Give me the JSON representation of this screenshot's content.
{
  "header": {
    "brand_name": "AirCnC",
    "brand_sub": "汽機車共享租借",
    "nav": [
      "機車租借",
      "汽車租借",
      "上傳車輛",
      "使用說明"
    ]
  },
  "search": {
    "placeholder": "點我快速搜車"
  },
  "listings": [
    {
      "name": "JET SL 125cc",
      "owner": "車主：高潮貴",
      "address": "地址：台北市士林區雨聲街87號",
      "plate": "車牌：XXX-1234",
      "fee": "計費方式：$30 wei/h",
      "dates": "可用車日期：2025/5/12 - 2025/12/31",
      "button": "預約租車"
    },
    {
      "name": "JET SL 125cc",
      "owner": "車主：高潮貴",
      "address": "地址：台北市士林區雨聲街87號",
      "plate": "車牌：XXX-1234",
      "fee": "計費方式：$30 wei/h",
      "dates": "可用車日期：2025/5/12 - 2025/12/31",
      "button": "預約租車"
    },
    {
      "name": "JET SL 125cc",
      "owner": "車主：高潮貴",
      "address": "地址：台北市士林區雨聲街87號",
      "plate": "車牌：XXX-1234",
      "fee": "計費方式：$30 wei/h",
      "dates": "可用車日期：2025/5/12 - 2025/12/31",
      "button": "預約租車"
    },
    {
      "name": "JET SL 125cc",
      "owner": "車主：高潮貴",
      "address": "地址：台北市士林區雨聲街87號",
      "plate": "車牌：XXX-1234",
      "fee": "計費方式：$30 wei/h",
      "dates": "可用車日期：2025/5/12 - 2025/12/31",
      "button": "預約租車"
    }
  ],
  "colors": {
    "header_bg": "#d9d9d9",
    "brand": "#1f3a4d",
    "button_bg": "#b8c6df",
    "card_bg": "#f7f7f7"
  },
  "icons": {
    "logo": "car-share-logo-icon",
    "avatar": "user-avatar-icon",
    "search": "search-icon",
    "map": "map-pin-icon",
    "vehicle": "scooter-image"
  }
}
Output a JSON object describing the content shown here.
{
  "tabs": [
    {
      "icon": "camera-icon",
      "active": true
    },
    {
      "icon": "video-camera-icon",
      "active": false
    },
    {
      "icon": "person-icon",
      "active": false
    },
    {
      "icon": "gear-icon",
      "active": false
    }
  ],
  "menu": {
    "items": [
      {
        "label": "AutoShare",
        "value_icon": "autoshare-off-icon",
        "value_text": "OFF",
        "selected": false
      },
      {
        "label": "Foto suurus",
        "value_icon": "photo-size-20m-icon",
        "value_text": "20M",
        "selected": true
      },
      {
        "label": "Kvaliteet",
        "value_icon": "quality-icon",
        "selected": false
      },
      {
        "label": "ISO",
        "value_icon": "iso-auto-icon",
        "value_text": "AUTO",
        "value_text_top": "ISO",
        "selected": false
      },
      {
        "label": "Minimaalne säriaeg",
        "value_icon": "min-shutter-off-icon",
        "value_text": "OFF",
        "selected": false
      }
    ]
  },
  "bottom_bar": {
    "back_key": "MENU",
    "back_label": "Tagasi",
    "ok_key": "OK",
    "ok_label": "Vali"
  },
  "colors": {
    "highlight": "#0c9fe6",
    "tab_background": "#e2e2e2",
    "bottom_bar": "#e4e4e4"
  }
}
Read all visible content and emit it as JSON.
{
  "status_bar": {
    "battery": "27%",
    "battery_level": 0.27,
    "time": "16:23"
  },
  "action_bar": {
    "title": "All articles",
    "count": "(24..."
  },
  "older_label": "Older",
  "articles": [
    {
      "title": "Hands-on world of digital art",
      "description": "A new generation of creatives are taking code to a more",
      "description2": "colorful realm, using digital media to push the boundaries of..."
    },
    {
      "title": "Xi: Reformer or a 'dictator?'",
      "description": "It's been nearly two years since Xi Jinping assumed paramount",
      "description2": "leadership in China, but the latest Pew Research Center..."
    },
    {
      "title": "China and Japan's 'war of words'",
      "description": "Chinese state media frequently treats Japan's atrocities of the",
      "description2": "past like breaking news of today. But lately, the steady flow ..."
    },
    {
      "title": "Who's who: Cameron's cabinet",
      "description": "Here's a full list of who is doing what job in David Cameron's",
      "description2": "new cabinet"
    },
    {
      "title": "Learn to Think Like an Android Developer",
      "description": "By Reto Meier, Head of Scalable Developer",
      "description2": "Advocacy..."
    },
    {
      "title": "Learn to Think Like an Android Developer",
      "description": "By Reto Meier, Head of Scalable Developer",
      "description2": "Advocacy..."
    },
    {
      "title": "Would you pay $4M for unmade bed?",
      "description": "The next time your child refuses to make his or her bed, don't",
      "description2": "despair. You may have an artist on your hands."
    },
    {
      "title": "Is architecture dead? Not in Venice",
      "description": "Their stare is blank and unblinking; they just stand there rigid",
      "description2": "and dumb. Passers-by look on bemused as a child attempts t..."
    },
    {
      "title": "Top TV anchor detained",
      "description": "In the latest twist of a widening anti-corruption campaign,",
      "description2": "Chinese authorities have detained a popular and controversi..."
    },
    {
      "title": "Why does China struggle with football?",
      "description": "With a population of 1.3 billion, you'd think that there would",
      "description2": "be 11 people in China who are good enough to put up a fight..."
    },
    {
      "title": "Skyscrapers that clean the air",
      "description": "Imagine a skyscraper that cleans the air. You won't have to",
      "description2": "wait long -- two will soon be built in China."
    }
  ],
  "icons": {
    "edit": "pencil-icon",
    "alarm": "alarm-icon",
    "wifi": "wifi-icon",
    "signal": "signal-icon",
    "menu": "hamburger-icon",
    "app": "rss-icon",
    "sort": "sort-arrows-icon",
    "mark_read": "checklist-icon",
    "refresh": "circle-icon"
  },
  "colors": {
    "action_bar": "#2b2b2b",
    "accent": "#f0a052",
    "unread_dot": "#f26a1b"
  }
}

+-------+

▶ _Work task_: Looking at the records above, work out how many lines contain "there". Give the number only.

▶ _Expected answer_: 2